I have mixed feelings about religion, or rather, people’s attitudes towards religion. I understand that for many people, the tenets of their faith provide a guide for them on how to behave or conduct themselves appropriately. These people have my utmost respect because they live in accordance with noble principles of the highest order and are exemplary members of society.
At the same time, I find myself distressed and disturbed by people who proudly proclaim themselves as practitioners of certain faiths but act in ways that not only shame themselves, but the religions with which they are associated.
For instance, over the years, my family has had numerous run-ins with Christians. At first they seemed jovial and nice, but upon discovering that we were not Christians ourselves, they became disdainful and kept their distance from us.
Note that I am not out to stereotype all Christians of all denominations as selfish and pompous, but there are bad apples like these that simply stun me silent with their blatant hypocrisy!
Then there are those who use religion as a tool of division, hatred and intolerance. One need only look at the Crusades and Muslim terrorist organizations to understand this. Violence is frowned upon, but violence upon people that don’t profess the same faith is allowed; where’s the bloody logic in that?
On a more personal note though, I’ve never really had a personal need for religion. I guess I’m disillusioned by it. Religion scares me more than it makes me want to practice it.
I can’t say I don’t understand why others practice the faiths they do, but it’s something I’ve never felt myself. That’s not to say I don’t believe in God; on some level I suppose I do believe in a higher power.
I believe in reincarnation. Not reincarnation as in coming-back-from-the-dead (I’m neither Jesus nor a zombie), but more along the lines of our consciousness inhabiting another body after we die.
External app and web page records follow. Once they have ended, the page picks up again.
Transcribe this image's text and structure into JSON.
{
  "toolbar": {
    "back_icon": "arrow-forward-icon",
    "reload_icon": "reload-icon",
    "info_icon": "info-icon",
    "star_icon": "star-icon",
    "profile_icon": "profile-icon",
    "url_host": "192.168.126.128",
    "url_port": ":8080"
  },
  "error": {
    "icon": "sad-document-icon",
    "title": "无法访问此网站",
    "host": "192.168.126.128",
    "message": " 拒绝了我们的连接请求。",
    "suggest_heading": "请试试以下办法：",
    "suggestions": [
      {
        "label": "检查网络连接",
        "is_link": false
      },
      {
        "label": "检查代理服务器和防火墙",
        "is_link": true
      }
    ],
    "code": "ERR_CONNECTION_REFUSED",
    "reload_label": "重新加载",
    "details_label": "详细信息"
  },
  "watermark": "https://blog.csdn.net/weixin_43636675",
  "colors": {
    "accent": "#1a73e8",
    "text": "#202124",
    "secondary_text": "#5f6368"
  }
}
It’s just that we have no memories of our previous life / lives when this happens.
Some people turn to religion to help discover their purpose in life. I think I’ve already found mine: to help make the world a better (read: more awesomesauce) place for the people I know. Sounds simple but this is a guiding principle I almost always use to guide my actions.
On another note, it’s strange how I wouldn’t really consider myself a religious person though I have had people telling me that I seem quite spiritual. Would anybody care to enlighten me on why this is so?
Also, harkening back to the question I asked earlier: is your religion something you chose for yourself, or are you practicing it only because you were born into it? Why do you follow your faith?
I’m looking forward to your comments and feedbacks on this issue. 🙂